One of the agents in our offices, Chris Clayton, attended the conference held by the California Association of REALTORs. She took some interesting notes on statistics gathered in part by Leslie Appleton Young, the associations’ chief economist, which I’ve summarized for you.
The number of sales this year has fallen about 10% from 2009, but is projected to increase mildly next year. However, the median price has risen about 11% statewide this year and may increase by 2-3% next year to about $312,000. About 64% of Californians can afford to buy an entry priced home, compared to about 78% nationally.
Currently, there is a 6 month supply of inventory – unsold homes – which represents a normal balanced market. However, there is a 10 month supply of homes priced over $1 million, compared to a 4 month supply of homes priced under $300,000.
In aggregate, about 1 out of 3 home sales in California was due to distress, short sale, or foreclosure. Bank or corporate owned homes, repossessed after foreclosure, are called REOs. The sellers of these REOs are placing them on the market for sale in a strategic manner so as not to flood the market. Ironically, this strategic sales strategy has created increased demand for foreclosed homes, because there isn’t enough inventory for buyers to choose from. Statewide, over half of REO sales are getting multiple offers.
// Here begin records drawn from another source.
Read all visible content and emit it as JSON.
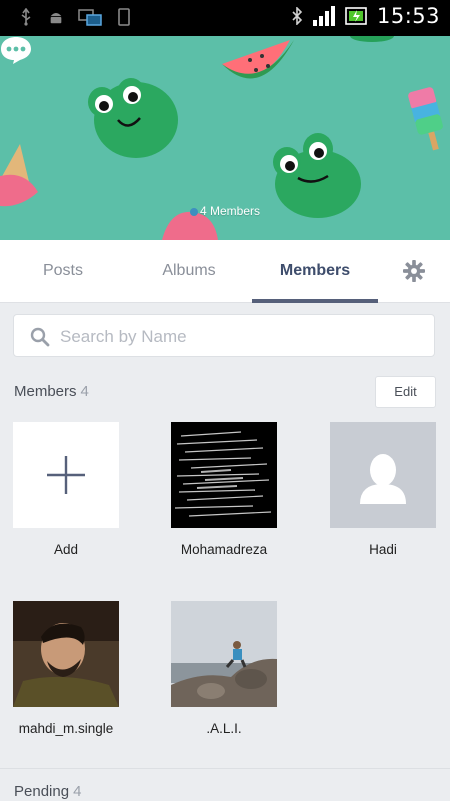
{
  "status_bar": {
    "time": "15:53",
    "icons": [
      "usb-icon",
      "android-icon",
      "pc-sync-icon",
      "device-icon",
      "bluetooth-icon",
      "signal-icon",
      "battery-icon"
    ]
  },
  "cover": {
    "member_count": "4 Members",
    "background_color": "#5cbfa8"
  },
  "tabs": [
    {
      "label": "Posts",
      "active": false
    },
    {
      "label": "Albums",
      "active": false
    },
    {
      "label": "Members",
      "active": true
    }
  ],
  "search": {
    "placeholder": "Search by Name",
    "value": ""
  },
  "members_section": {
    "title": "Members",
    "count": "4",
    "edit_label": "Edit",
    "items": [
      {
        "name": "Add",
        "kind": "add"
      },
      {
        "name": "Mohamadreza",
        "kind": "photo"
      },
      {
        "name": "Hadi",
        "kind": "placeholder"
      },
      {
        "name": "mahdi_m.single",
        "kind": "photo"
      },
      {
        "name": ".A.L.I.",
        "kind": "photo"
      }
    ]
  },
  "pending_section": {
    "title": "Pending",
    "count": "4"
  },
  "colors": {
    "accent": "#3e4d6c",
    "tab_indicator": "#56607a",
    "page_bg": "#ebedf0"
  }
}
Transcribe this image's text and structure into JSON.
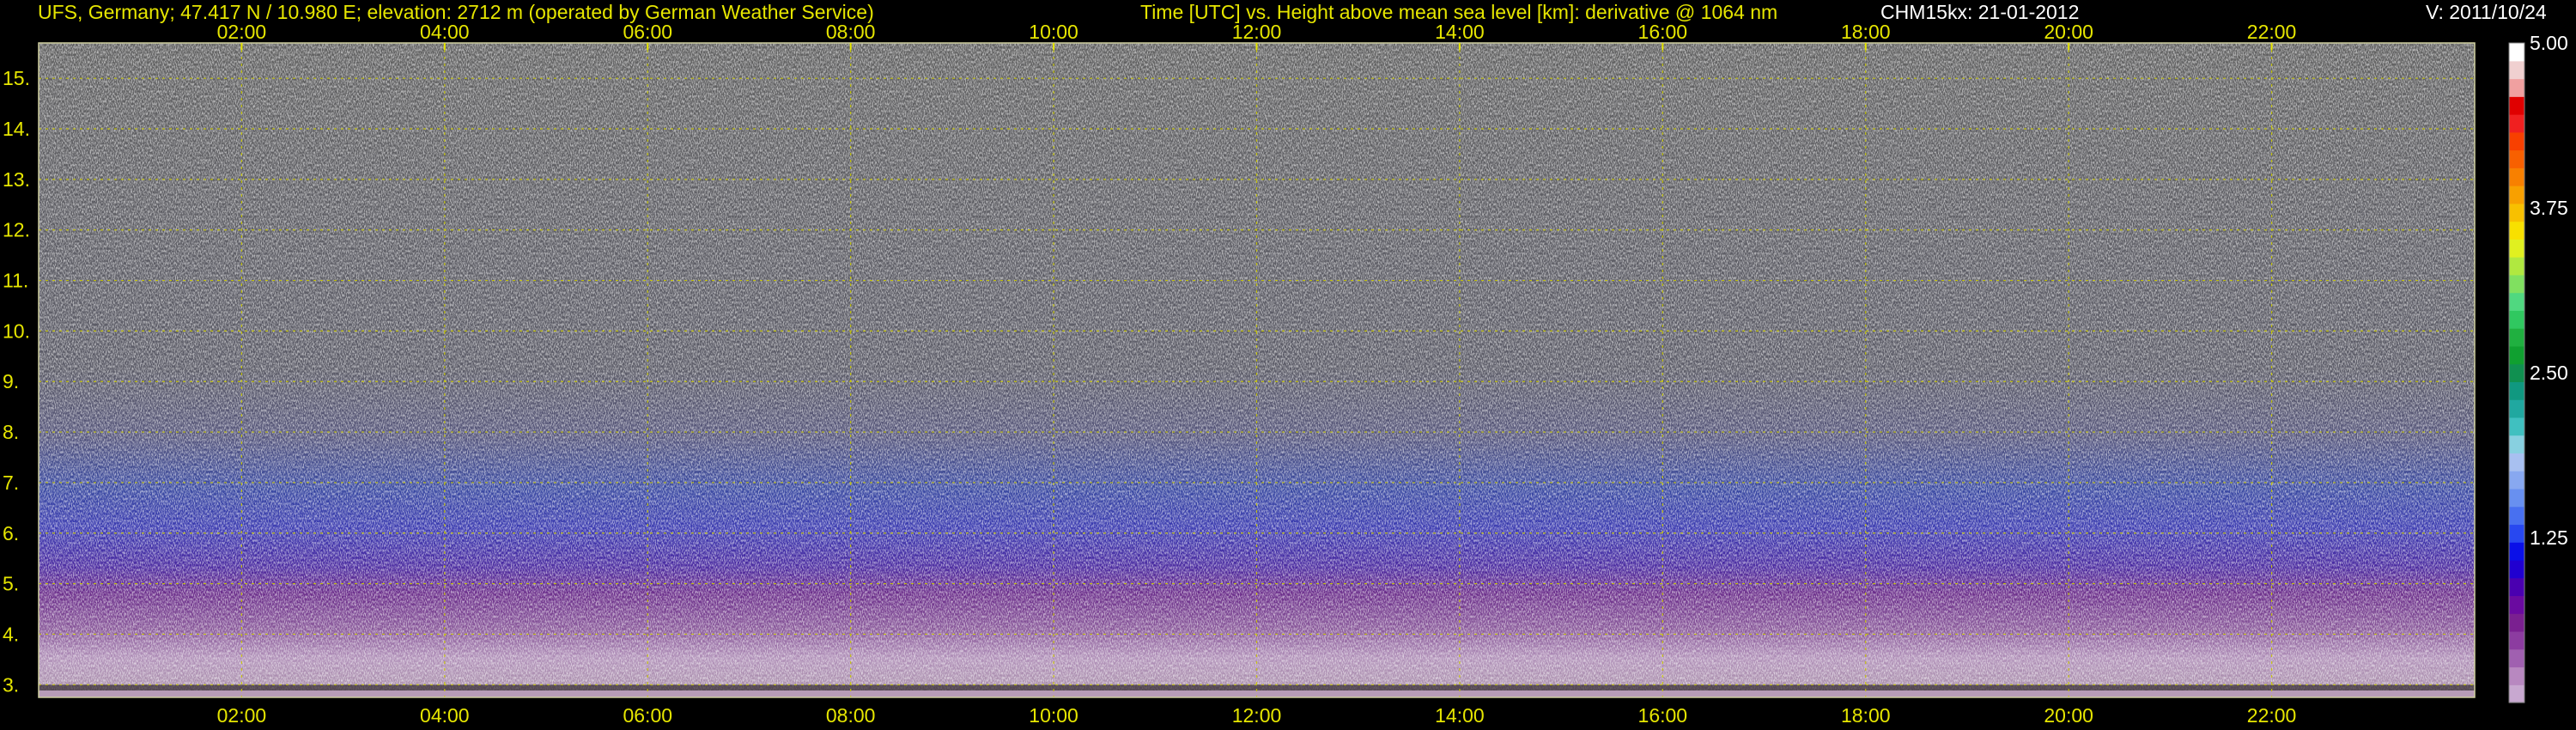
{
  "header": {
    "station": "UFS, Germany; 47.417 N / 10.980 E; elevation: 2712 m  (operated by German Weather Service)",
    "axes_desc": "Time [UTC] vs. Height above mean sea level [km]: derivative @ 1064 nm",
    "instrument": "CHM15kx: 21-01-2012",
    "version": "V: 2011/10/24"
  },
  "colors": {
    "text_yellow": "#e6e600",
    "grid": "#c8c800",
    "background": "#000000"
  },
  "chart_data": {
    "type": "heatmap",
    "title": "Time [UTC] vs. Height above mean sea level [km]: derivative @ 1064 nm",
    "xlabel": "Time [UTC]",
    "ylabel": "Height above mean sea level [km]",
    "x_range_hours": [
      0,
      24
    ],
    "x_ticks": [
      "02:00",
      "04:00",
      "06:00",
      "08:00",
      "10:00",
      "12:00",
      "14:00",
      "16:00",
      "18:00",
      "20:00",
      "22:00"
    ],
    "x_tick_hours": [
      2,
      4,
      6,
      8,
      10,
      12,
      14,
      16,
      18,
      20,
      22
    ],
    "y_range_km": [
      2.75,
      15.7
    ],
    "y_ticks": [
      "3.",
      "4.",
      "5.",
      "6.",
      "7.",
      "8.",
      "9.",
      "10.",
      "11.",
      "12.",
      "13.",
      "14.",
      "15."
    ],
    "y_tick_values": [
      3,
      4,
      5,
      6,
      7,
      8,
      9,
      10,
      11,
      12,
      13,
      14,
      15
    ],
    "colorbar": {
      "range": [
        0,
        5
      ],
      "tick_labels": [
        "1.25",
        "2.50",
        "3.75",
        "5.00"
      ],
      "tick_values": [
        1.25,
        2.5,
        3.75,
        5.0
      ],
      "colors": [
        "#c8a8d0",
        "#b888c0",
        "#a060b0",
        "#8c3ca0",
        "#7a2090",
        "#6a0aa0",
        "#4a00b0",
        "#2000d0",
        "#0a10e8",
        "#2848f0",
        "#4870f0",
        "#6890f0",
        "#88a8f0",
        "#a8c0f0",
        "#88d0e0",
        "#40c0c0",
        "#20a8a0",
        "#109880",
        "#109050",
        "#10a030",
        "#20b040",
        "#30c860",
        "#50d880",
        "#80e060",
        "#b0e840",
        "#e0f020",
        "#f8e000",
        "#f8c000",
        "#f8a000",
        "#f88000",
        "#f86000",
        "#f84000",
        "#f02020",
        "#e00000",
        "#f0a0a0",
        "#f0d0d0",
        "#ffffff"
      ]
    },
    "grid": true,
    "description_bands": [
      {
        "from_km": 2.75,
        "to_km": 4.0,
        "tone": "mauve-pink noise"
      },
      {
        "from_km": 4.0,
        "to_km": 5.5,
        "tone": "purple noise"
      },
      {
        "from_km": 5.5,
        "to_km": 7.5,
        "tone": "blue noise"
      },
      {
        "from_km": 7.5,
        "to_km": 15.7,
        "tone": "grey-white noise"
      }
    ]
  }
}
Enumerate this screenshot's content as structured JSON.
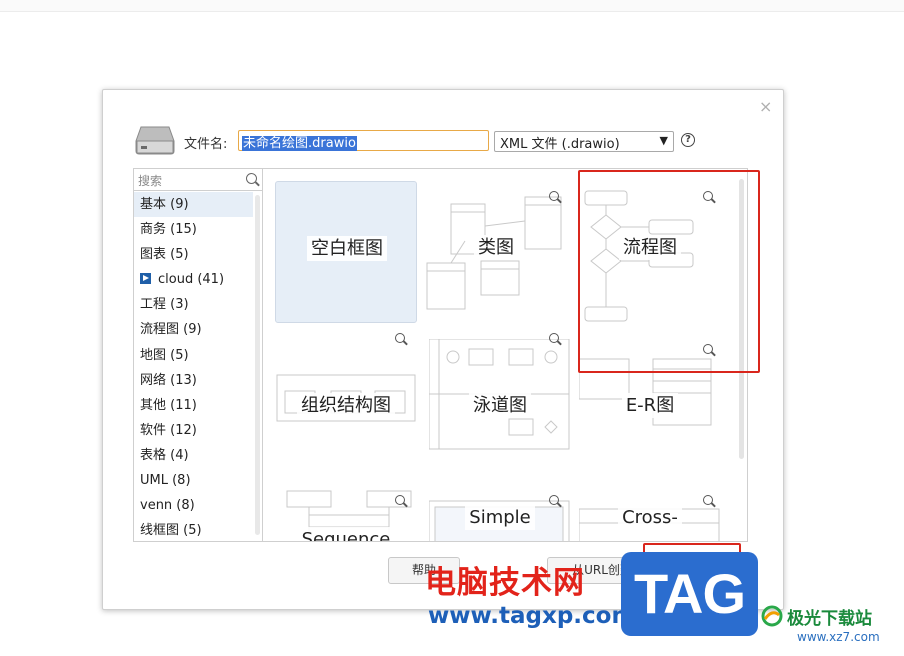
{
  "dialog": {
    "close_icon": "×",
    "filename_label": "文件名:",
    "filename_value": "未命名绘图.drawio",
    "format_selected": "XML 文件 (.drawio)",
    "help_icon": "?"
  },
  "sidebar": {
    "search_placeholder": "搜索",
    "categories": [
      {
        "label": "基本 (9)"
      },
      {
        "label": "商务 (15)"
      },
      {
        "label": "图表 (5)"
      },
      {
        "label": "cloud (41)"
      },
      {
        "label": "工程 (3)"
      },
      {
        "label": "流程图 (9)"
      },
      {
        "label": "地图 (5)"
      },
      {
        "label": "网络 (13)"
      },
      {
        "label": "其他 (11)"
      },
      {
        "label": "软件 (12)"
      },
      {
        "label": "表格 (4)"
      },
      {
        "label": "UML (8)"
      },
      {
        "label": "venn (8)"
      },
      {
        "label": "线框图 (5)"
      }
    ]
  },
  "templates": [
    {
      "label": "空白框图"
    },
    {
      "label": "类图"
    },
    {
      "label": "流程图"
    },
    {
      "label": "组织结构图"
    },
    {
      "label": "泳道图"
    },
    {
      "label": "E-R图"
    },
    {
      "label": "Sequence"
    },
    {
      "label": "Simple"
    },
    {
      "label": "Cross-"
    }
  ],
  "buttons": {
    "help": "帮助",
    "from_url": "从URL创建"
  },
  "watermark": {
    "cn": "电脑技术网",
    "url": "www.tagxp.com",
    "tag": "TAG",
    "site": "极光下载站",
    "site_url": "www.xz7.com"
  },
  "colors": {
    "highlight_red": "#d9261c",
    "selection_blue": "#3a74d8",
    "active_category_bg": "#e6eef7"
  }
}
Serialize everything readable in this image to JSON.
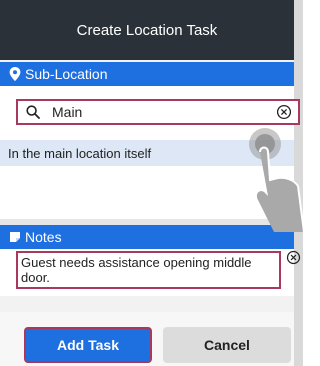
{
  "header": {
    "title": "Create Location Task"
  },
  "sublocation": {
    "section_label": "Sub-Location",
    "search_value": "Main",
    "result": "In the main location itself"
  },
  "notes": {
    "section_label": "Notes",
    "value": "Guest needs assistance opening middle door."
  },
  "actions": {
    "add_label": "Add Task",
    "cancel_label": "Cancel"
  },
  "colors": {
    "titlebar": "#2b3139",
    "accent": "#1e6fe0",
    "highlight_border": "#a8395d",
    "selected_row": "#dde7f5"
  }
}
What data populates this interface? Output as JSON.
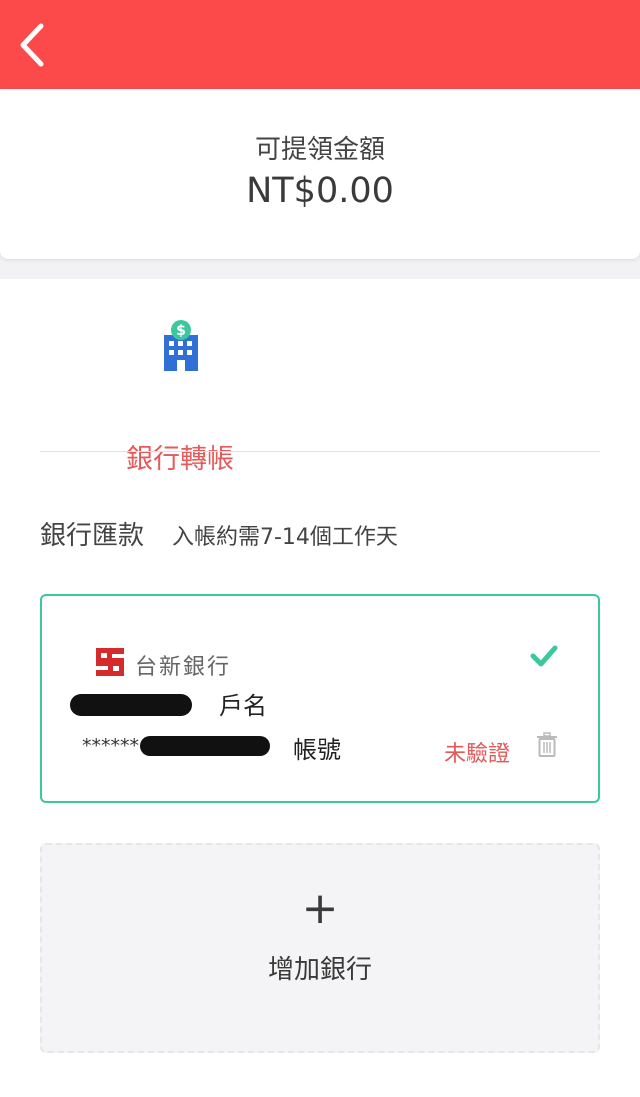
{
  "header": {
    "back_icon": "chevron-left-icon",
    "bg_color": "#fc4a4a"
  },
  "balance": {
    "label": "可提領金額",
    "amount": "NT$0.00"
  },
  "tabs": [
    {
      "label": "銀行轉帳",
      "icon": "bank-building-icon",
      "active": true
    }
  ],
  "section": {
    "title": "銀行匯款",
    "note": "入帳約需7-14個工作天"
  },
  "bank_account": {
    "bank_name": "台新銀行",
    "holder_label": "戶名",
    "account_mask": "******",
    "account_label": "帳號",
    "status": "未驗證",
    "selected": true,
    "accent_color": "#3cc79d"
  },
  "add_bank": {
    "plus": "+",
    "label": "增加銀行"
  }
}
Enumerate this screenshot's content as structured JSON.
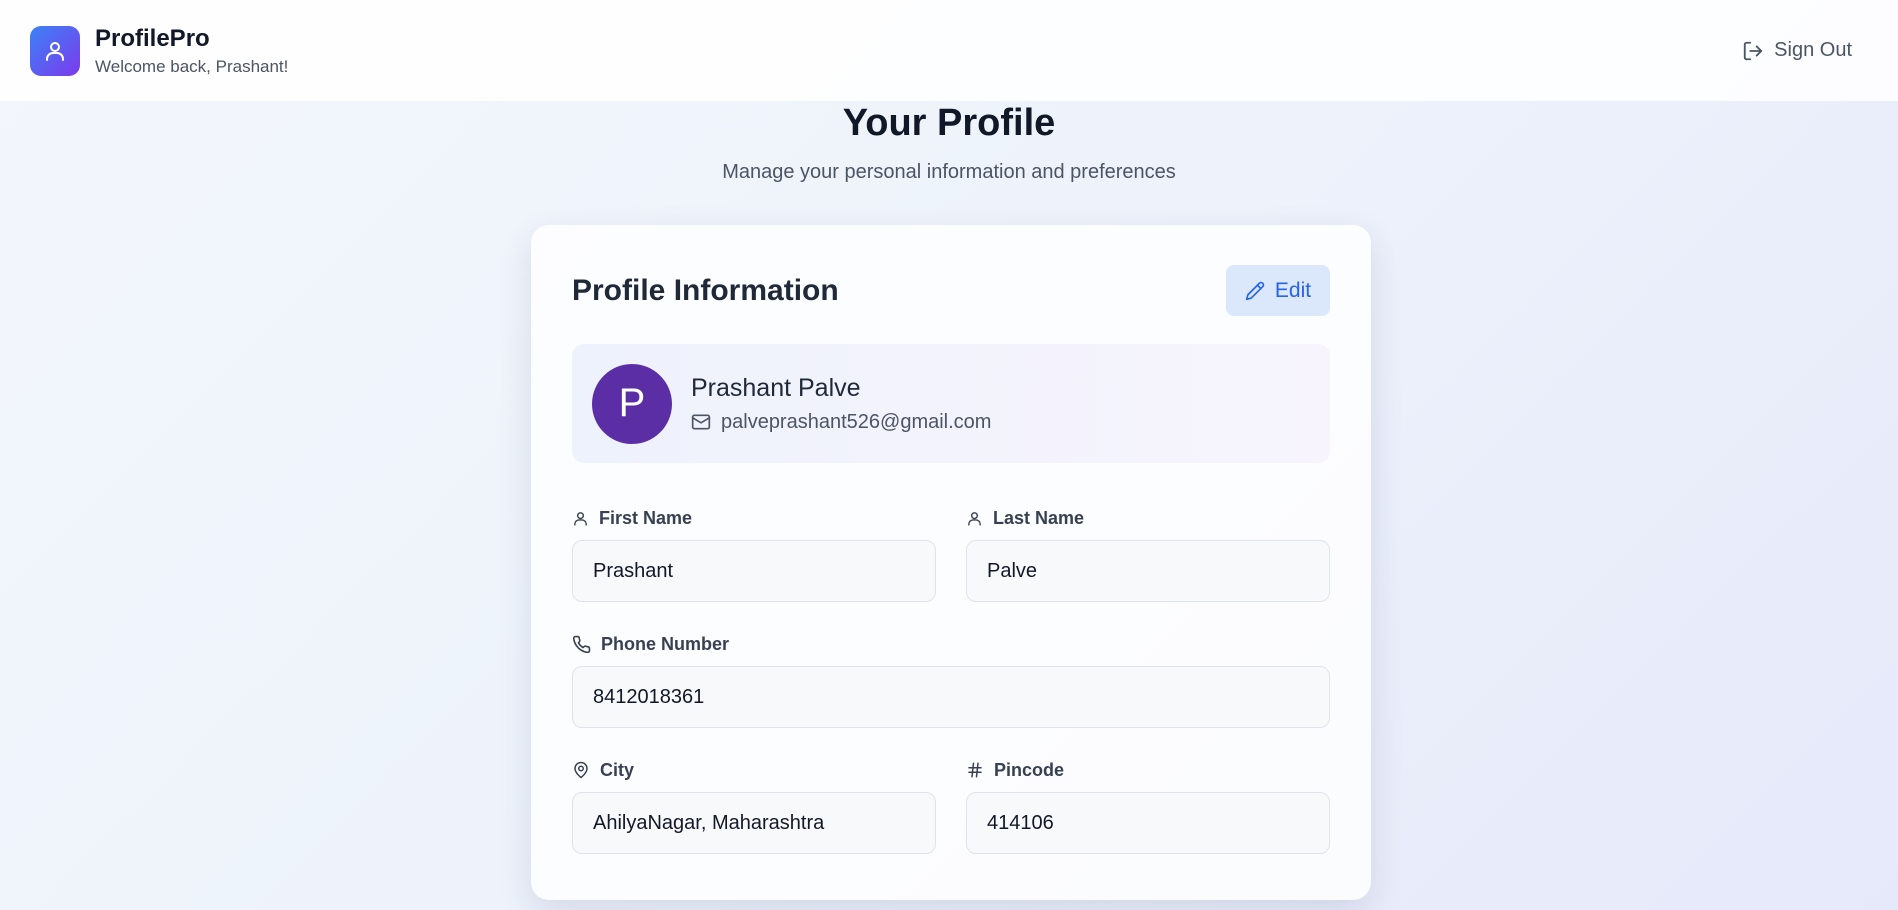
{
  "header": {
    "app_name": "ProfilePro",
    "welcome": "Welcome back, Prashant!",
    "signout_label": "Sign Out",
    "logo_icon": "user-icon",
    "signout_icon": "log-out-icon"
  },
  "page": {
    "title": "Your Profile",
    "subtitle": "Manage your personal information and preferences"
  },
  "card": {
    "title": "Profile Information",
    "edit_label": "Edit",
    "edit_icon": "pencil-icon"
  },
  "user": {
    "initial": "P",
    "full_name": "Prashant Palve",
    "email": "palveprashant526@gmail.com"
  },
  "fields": {
    "first_name": {
      "label": "First Name",
      "value": "Prashant",
      "icon": "user-icon"
    },
    "last_name": {
      "label": "Last Name",
      "value": "Palve",
      "icon": "user-icon"
    },
    "phone": {
      "label": "Phone Number",
      "value": "8412018361",
      "icon": "phone-icon"
    },
    "city": {
      "label": "City",
      "value": "AhilyaNagar, Maharashtra",
      "icon": "map-pin-icon"
    },
    "pincode": {
      "label": "Pincode",
      "value": "414106",
      "icon": "hash-icon"
    }
  },
  "colors": {
    "accent": "#2563eb",
    "avatar_bg": "#5b2ea6",
    "logo_gradient_start": "#3b82f6",
    "logo_gradient_end": "#7c3aed"
  }
}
The number of short sales is expected to rise faster than REO sales, representing lenders’ increased willingness to negotiate sales below the outstanding loan balance, avoiding the costs of foreclosure. The number of new borrowers getting notices of default has fallen 38% compared to last year statewide.
Challenges include the unpredictable outcome of the latest foreclosure moratorium and employment. This year, cash buyers represent nearly one in four buyers, as investors see real estate as a better investment compared to their alternatives.
Here is a link to the video: http://videos.car.org/mediavault.html?menuID=7&flvID=0